_What this task involves_
Only lines with the word "JSON" are needed; collect each of them from the listing below.
------ Data supplied ------
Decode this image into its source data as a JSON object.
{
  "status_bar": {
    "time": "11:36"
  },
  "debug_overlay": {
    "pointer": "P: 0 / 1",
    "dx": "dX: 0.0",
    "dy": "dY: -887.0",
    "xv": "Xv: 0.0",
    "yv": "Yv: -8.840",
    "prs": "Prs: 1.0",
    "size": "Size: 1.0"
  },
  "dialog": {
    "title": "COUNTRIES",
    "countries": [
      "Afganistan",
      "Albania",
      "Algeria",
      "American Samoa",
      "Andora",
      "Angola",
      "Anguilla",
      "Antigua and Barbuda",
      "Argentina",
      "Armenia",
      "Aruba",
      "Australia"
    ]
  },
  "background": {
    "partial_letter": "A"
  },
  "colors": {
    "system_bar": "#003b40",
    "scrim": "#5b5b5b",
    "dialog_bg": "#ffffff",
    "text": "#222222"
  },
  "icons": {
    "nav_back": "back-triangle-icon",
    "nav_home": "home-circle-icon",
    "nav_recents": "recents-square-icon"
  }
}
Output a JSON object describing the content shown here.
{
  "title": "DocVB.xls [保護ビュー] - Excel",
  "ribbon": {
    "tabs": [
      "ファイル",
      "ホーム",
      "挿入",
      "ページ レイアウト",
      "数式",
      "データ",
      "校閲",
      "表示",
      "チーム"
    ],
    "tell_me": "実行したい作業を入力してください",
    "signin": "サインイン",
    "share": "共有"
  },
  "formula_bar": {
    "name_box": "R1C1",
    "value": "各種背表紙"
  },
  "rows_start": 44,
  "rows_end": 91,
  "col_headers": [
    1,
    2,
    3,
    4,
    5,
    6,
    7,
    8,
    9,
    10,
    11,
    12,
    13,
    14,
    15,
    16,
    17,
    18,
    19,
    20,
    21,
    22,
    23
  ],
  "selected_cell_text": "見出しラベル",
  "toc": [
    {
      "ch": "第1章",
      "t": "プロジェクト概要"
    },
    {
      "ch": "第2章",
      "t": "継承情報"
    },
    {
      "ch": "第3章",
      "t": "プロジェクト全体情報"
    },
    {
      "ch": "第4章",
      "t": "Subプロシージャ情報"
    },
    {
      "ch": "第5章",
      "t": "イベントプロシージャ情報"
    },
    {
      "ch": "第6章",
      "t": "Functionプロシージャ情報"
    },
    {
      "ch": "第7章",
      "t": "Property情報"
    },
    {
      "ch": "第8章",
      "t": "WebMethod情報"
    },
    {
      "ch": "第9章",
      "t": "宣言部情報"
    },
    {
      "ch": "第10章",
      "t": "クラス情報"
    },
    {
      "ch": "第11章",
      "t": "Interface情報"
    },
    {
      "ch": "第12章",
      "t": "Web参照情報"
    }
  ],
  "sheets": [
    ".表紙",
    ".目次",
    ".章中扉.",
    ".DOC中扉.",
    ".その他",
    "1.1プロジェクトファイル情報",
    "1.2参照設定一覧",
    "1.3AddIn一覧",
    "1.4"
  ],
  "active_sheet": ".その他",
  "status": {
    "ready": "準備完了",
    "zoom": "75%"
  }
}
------
_Completed task_
Decode this image into its source data as a JSON object.
Output a JSON object describing the content shown here.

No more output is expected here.